• Exercise description
Word for word, write out all of the data below.

++++

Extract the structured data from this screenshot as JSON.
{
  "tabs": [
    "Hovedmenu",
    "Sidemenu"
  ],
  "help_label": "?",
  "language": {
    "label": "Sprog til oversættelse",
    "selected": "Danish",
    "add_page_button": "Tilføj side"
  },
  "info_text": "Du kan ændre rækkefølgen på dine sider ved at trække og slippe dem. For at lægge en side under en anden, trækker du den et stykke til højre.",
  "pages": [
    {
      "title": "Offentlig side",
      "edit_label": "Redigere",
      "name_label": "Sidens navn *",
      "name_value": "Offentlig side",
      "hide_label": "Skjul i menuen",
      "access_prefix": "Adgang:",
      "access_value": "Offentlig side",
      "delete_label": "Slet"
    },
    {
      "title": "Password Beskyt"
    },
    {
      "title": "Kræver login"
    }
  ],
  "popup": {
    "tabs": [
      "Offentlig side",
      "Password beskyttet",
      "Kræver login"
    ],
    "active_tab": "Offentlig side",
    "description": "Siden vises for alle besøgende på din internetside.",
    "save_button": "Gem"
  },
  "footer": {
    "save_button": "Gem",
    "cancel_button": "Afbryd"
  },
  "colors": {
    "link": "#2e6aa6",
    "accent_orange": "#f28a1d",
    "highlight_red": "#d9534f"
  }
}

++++

• Output below
Extract the structured data from this screenshot as JSON.
{
  "tabs": [
    "Hovedmenu",
    "Sidemenu"
  ],
  "help_label": "?",
  "language": {
    "label": "Sprog til oversættelse",
    "selected": "Danish",
    "add_page_button": "Tilføj side"
  },
  "info_text": "Du kan ændre rækkefølgen på dine sider ved at trække og slippe dem. For at lægge en side under en anden, trækker du den et stykke til højre.",
  "pages": [
    {
      "title": "Offentlig side",
      "edit_label": "Redigere",
      "name_label": "Sidens navn *",
      "name_value": "Offentlig side",
      "hide_label": "Skjul i menuen",
      "access_prefix": "Adgang:",
      "access_value": "Offentlig side",
      "delete_label": "Slet"
    },
    {
      "title": "Password Beskyt"
    },
    {
      "title": "Kræver login"
    }
  ],
  "popup": {
    "tabs": [
      "Offentlig side",
      "Password beskyttet",
      "Kræver login"
    ],
    "active_tab": "Offentlig side",
    "description": "Siden vises for alle besøgende på din internetside.",
    "save_button": "Gem"
  },
  "footer": {
    "save_button": "Gem",
    "cancel_button": "Afbryd"
  },
  "colors": {
    "link": "#2e6aa6",
    "accent_orange": "#f28a1d",
    "highlight_red": "#d9534f"
  }
}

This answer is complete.